'''
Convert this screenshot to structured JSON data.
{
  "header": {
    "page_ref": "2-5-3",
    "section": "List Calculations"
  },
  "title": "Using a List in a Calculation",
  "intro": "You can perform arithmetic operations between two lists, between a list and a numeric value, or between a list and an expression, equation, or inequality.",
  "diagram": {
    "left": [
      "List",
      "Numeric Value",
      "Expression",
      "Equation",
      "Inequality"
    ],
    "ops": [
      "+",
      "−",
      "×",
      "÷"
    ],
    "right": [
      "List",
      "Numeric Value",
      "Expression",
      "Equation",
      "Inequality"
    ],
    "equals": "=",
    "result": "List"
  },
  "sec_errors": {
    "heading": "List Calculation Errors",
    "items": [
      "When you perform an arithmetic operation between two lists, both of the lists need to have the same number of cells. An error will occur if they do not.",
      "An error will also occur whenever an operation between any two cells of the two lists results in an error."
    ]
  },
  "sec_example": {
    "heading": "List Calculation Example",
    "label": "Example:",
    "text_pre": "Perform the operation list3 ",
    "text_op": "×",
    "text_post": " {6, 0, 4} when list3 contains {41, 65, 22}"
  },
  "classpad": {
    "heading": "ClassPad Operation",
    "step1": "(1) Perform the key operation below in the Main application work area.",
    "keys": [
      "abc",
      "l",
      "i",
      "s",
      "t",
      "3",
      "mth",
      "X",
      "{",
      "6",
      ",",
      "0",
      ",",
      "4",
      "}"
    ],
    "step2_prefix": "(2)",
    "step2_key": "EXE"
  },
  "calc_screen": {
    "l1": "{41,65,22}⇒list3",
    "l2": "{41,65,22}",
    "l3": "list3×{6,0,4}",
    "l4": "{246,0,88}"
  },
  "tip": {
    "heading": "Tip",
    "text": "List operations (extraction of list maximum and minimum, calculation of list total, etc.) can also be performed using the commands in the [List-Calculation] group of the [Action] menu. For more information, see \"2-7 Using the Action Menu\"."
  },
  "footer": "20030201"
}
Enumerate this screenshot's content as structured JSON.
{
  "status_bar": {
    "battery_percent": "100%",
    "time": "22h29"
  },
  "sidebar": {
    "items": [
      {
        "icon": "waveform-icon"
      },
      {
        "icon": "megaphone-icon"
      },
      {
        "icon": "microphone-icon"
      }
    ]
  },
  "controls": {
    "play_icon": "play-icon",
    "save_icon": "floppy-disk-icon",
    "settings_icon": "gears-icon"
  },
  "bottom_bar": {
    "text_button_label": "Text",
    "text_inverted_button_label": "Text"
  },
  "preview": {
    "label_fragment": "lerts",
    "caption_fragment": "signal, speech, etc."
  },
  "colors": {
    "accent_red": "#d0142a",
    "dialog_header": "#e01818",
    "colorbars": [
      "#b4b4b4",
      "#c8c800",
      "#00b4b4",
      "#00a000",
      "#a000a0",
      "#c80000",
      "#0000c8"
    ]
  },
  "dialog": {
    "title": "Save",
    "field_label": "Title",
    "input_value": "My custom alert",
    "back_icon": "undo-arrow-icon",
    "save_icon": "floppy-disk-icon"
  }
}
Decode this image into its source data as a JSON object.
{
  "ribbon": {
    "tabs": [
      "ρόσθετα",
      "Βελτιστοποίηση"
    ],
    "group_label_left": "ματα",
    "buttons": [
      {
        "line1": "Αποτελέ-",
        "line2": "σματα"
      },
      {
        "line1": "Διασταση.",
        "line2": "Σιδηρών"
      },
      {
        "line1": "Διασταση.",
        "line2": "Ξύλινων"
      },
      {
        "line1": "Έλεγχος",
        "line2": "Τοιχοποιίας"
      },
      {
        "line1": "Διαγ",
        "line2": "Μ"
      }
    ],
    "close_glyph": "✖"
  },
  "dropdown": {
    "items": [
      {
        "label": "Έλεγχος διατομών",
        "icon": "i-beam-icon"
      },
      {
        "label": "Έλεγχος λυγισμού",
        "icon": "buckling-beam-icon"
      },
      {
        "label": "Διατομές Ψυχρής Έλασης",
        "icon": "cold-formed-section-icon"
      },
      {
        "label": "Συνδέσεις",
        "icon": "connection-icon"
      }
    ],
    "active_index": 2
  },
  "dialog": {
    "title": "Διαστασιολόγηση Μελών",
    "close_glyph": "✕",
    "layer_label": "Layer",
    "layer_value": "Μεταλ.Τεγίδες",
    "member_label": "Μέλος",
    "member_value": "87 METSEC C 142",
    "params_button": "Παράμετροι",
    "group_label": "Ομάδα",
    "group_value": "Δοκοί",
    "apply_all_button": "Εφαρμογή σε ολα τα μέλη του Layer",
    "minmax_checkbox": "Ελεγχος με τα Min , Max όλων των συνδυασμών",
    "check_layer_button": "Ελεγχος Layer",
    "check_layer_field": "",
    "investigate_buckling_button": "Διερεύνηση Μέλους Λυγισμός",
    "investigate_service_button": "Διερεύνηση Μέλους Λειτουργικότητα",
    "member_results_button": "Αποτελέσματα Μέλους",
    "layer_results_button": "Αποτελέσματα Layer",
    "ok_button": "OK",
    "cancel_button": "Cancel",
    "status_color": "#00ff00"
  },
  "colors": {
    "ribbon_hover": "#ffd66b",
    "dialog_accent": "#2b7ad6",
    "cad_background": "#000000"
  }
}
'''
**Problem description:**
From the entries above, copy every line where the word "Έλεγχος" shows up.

**Response below:**
        "line1": "Έλεγχος",
        "label": "Έλεγχος διατομών",
        "label": "Έλεγχος λυγισμού",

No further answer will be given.